The new system of homeland security alerts unveiled Wednesday replaces one that critics said was vague and confusing — but it's not yet clear whether the simplified version can do any better job of keeping the public safe and informed.
The Department of Homeland Security announced Wednesday that the familiar red, orange, yellow, green and blue alerts will be supplanted by just two alerts: "Elevated Threat," warning of a credible terrorist threat against the United States, and "Imminent Threat" for a credible, specific and impending threat.
It's been a year since Gov. Jan Brewer signed into law the tough immigration bill known as SB 1070. The law made it a state crime to be in the country illegally, and it mandated that local police question the immigration status of anyone they stopped for a crime.
Demonstrations, boycotts and court cases ensued in the aftermath of enactment.
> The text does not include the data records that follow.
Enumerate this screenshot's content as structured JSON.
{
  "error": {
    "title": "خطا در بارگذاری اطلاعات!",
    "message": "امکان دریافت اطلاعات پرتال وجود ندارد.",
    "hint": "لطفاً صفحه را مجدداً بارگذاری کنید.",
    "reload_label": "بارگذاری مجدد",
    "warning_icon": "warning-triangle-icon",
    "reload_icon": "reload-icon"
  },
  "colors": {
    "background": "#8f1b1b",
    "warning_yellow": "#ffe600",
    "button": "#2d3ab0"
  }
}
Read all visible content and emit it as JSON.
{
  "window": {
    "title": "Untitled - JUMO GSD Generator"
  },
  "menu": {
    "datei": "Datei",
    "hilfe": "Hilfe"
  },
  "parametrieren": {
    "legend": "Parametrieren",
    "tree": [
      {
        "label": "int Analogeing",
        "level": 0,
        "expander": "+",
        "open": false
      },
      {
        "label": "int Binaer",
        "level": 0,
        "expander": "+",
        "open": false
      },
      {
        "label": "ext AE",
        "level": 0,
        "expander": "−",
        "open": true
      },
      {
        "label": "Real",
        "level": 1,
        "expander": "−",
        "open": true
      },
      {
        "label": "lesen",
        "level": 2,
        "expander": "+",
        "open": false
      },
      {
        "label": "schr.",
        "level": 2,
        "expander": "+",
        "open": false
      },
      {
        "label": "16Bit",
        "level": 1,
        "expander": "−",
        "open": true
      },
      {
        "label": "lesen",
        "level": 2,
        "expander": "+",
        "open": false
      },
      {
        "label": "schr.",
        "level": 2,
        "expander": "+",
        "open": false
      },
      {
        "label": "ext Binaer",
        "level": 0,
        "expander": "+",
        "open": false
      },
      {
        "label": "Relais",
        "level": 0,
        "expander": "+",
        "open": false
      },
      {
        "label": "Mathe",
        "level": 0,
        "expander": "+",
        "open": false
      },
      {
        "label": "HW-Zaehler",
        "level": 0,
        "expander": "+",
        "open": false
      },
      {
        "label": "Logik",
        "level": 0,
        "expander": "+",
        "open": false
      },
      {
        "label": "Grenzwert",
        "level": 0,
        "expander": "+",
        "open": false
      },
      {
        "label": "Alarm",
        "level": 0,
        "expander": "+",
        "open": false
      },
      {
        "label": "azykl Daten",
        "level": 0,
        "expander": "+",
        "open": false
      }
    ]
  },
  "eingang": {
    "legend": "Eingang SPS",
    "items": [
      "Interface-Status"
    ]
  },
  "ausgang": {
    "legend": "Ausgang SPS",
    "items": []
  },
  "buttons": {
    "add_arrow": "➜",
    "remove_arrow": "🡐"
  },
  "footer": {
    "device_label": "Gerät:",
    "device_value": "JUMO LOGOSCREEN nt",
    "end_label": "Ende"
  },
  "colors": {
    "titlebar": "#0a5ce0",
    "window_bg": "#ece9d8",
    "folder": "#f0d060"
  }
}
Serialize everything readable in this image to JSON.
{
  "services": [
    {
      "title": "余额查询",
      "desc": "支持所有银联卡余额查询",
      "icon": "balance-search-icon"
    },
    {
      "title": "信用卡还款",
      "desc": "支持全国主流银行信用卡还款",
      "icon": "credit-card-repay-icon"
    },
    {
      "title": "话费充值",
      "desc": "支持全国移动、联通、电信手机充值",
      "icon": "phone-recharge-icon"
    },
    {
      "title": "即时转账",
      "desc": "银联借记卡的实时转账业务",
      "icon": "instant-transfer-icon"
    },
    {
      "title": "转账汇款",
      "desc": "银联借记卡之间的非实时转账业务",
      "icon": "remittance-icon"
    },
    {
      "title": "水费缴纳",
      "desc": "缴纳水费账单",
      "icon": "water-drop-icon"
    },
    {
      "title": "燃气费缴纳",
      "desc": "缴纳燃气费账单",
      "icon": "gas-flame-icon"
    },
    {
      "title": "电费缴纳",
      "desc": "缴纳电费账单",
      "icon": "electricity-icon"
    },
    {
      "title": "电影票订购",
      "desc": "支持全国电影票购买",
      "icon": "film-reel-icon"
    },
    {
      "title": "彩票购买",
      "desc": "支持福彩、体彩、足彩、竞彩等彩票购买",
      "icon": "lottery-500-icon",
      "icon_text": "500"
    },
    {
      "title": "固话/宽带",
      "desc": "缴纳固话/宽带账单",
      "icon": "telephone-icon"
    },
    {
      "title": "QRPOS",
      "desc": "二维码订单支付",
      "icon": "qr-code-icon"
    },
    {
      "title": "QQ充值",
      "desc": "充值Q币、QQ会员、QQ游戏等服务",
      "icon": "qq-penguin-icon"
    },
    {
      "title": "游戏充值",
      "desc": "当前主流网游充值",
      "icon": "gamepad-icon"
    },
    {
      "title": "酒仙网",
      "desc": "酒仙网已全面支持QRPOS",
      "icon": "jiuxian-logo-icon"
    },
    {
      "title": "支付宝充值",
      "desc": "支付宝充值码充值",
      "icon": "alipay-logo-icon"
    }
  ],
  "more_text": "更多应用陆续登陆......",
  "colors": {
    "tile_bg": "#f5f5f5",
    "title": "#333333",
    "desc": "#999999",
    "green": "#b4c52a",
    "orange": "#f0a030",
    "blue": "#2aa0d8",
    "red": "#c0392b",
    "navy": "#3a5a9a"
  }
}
A year later, SB 1070's supporters call it a success. Opponents say it's a disaster. Either way, it's changed the state.
Denver couple Patrick Riley and Alaina Moore sold most of their possessions, bought a sailboat and spent much of the next year traversing the Atlantic Ocean. Though their story sounds as though it was plucked from one of our winter fantasies, the husband-and-wife duo had been carefully planning the voyage ever since they met in college. But what they didn't foresee was that the trip would rekindle their love of music and fuel their careers in the indie-rock band Tennis.